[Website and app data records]

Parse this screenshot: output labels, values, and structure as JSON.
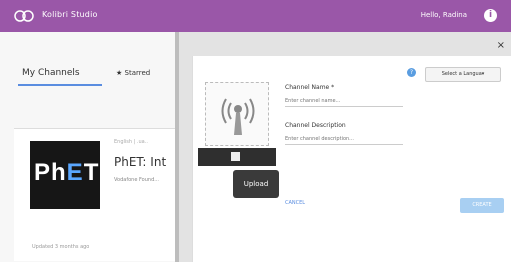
{
  "topbar": {
    "app_title": "Kolibri Studio",
    "greeting": "Hello, Radina",
    "info_icon": "i",
    "logo_icon": "kolibri-logo-icon",
    "bg_color": "#9a57a8"
  },
  "tabs": {
    "my_channels": "My Channels",
    "starred": "Starred",
    "starred_icon": "star-icon"
  },
  "card": {
    "language": "English | .ua..",
    "title": "PhET: Int",
    "owner": "Vodafone Found...",
    "updated": "Updated 3 months ago",
    "thumb_text_ph": "Ph",
    "thumb_text_e": "E",
    "thumb_text_t": "T"
  },
  "modal": {
    "close": "×",
    "help": "?",
    "language_select": "Select a Langua▾",
    "channel_name_label": "Channel Name *",
    "channel_name_placeholder": "Enter channel name...",
    "channel_description_label": "Channel Description",
    "channel_description_placeholder": "Enter channel description...",
    "upload_tooltip": "Upload",
    "cancel": "CANCEL",
    "create": "CREATE"
  }
}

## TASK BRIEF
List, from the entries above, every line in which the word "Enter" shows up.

## SOLUTION TO THE PROBLEM
    "channel_name_placeholder": "Enter channel name...",
    "channel_description_placeholder": "Enter channel description...",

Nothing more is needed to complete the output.